Lastly, the fire engineers report. As there is no fire engineer in the whole of D and G (seriously, there's an opportunity right there!) we sought the advice of BBSeven in Glasgow. They were very lovely and did a thorough report which ticked all the boxes for BS. Reassuring that they agreed with our original proposal for fire doors and fire detection system. Yet at the same time mildly frustrating that they agreed with our original proposal for fire doors and fire detection system.
Note to self: when choosing a building for opening a nursery, consider that having a listed building may pose problems. For example. Listed Building would be unlikley to grant consent to remove the timber staircase. However BS will not allow a timber staircase for a fire escape. DGVoice recommend having a stair lift, BBSeven say absolutely not. And so it goes on.
Whilst we have been waiting for BS to approve our application (it's taking a while - I think they've been busy with other educational buildings - ahem - in Dumfries) we have been doing everything that we could do without consent in a domestic property. For example, you don't need BS approval to put in underfloor heating, lay laminate flooring, improve accessibility in your garden, paint, and install fire doors. So we've been busy!
On the actual subject of early learning and childcare setting, the Care Inspectorate have visited a few times to help us with our registration and they are more than happy with our paperwork, staff recruitment process. Rachel, the deputy manager, has been working with me since the beginning of September and has been amazing in going through the paperwork.
All the Care Inspectorate are waiting for now is to sign off the building before they grant us our registration.
All we are waiting for is Building Standards to approve our application and I've been reliably informed that that should be soon.
Once BS have given us the go ahead, we can get the bridge and toilets in. In the meantime, we have the most comprehensive fire detection system in the whole of Moffat for a domestic property!
Lessons learnt so far:
-Listed Buildings cause extra problems.
-It costs nothing to get retrospective listed building planning permission, but takes a while.
-Planning and Building Standards have the same address but are completely different departments who don't appear to talk to each other.

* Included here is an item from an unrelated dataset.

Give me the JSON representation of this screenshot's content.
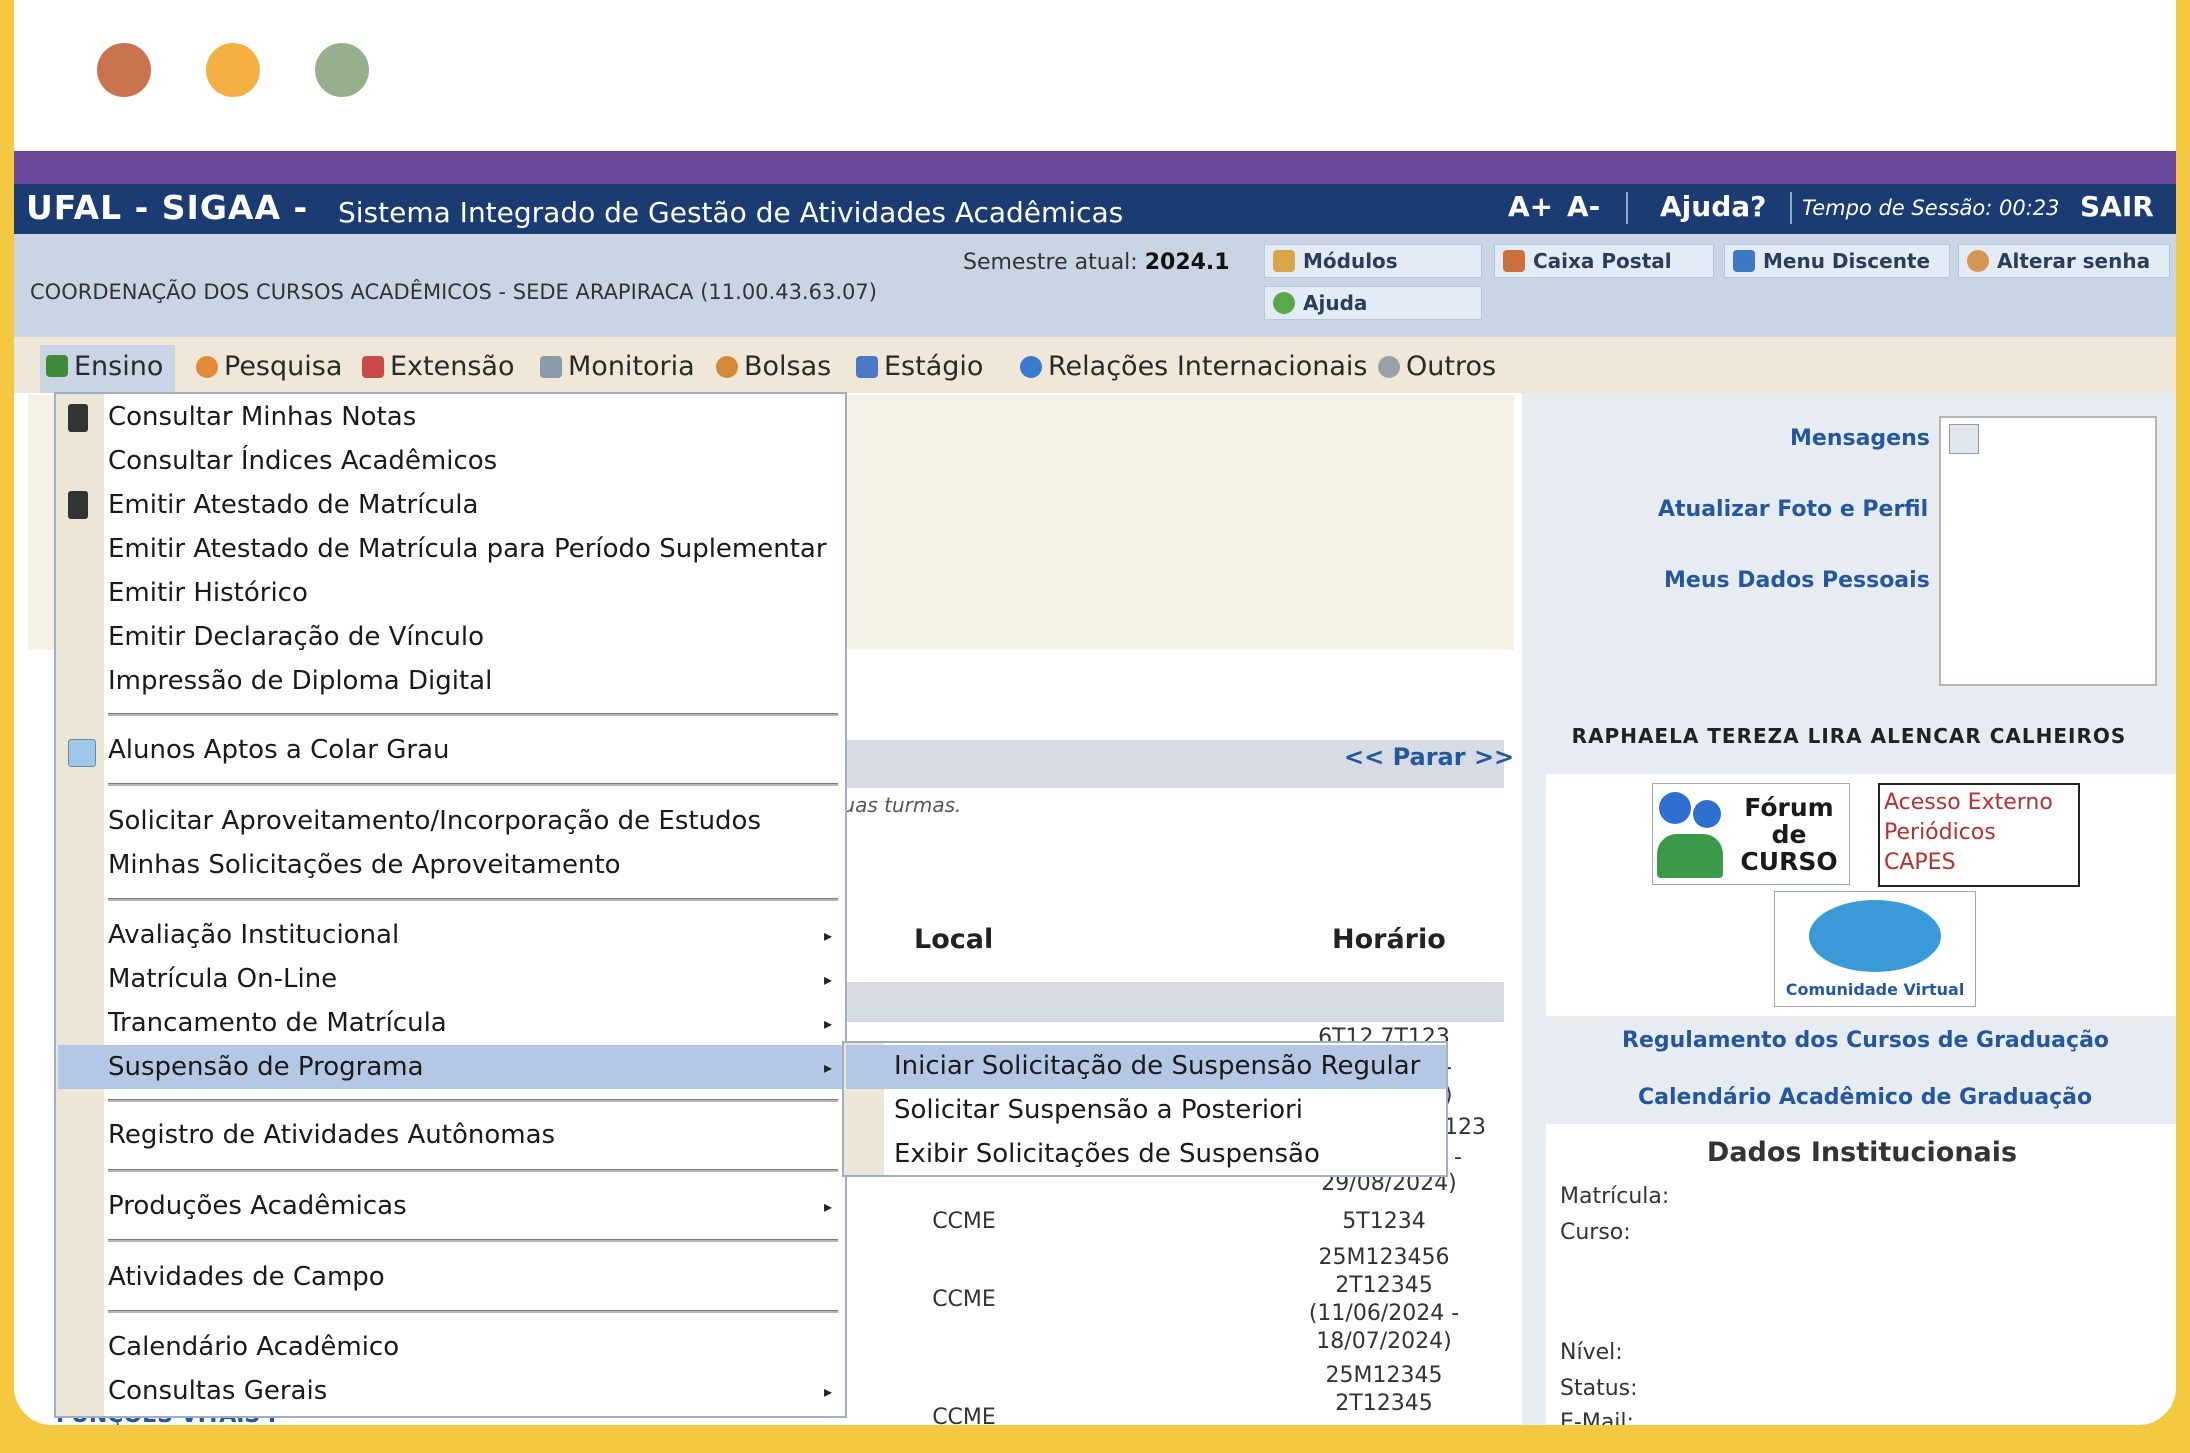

-To get your application for change of use through Building Standards, you have to spend approximately £15,000 more than you budgeted for.
-You can work 14 hour days/ 7 day weeks but the Council don't. So any times you have in mind for opening are completely in the hands of an under-staffed department, with a different sense of urgency from you.
-Telling the fire detection installers that there is no flooring in the attic PLUS having a written sign at the entrance to the attic saying the same will not guarantee that they won't put their foot through your ceiling, bringing down 2 plasterboards.
-Being a structural engineer, architect, lawyer or fire engineer is a lucrative career. In fact anything other than being a speech and language therapist in the NHS it would seem.
-Builders drink a lot of coffee and energy drinks but work bloody hard.
-My new commute to work is 135 steps (one way)
-When 'they' said it would be stressful, they were right.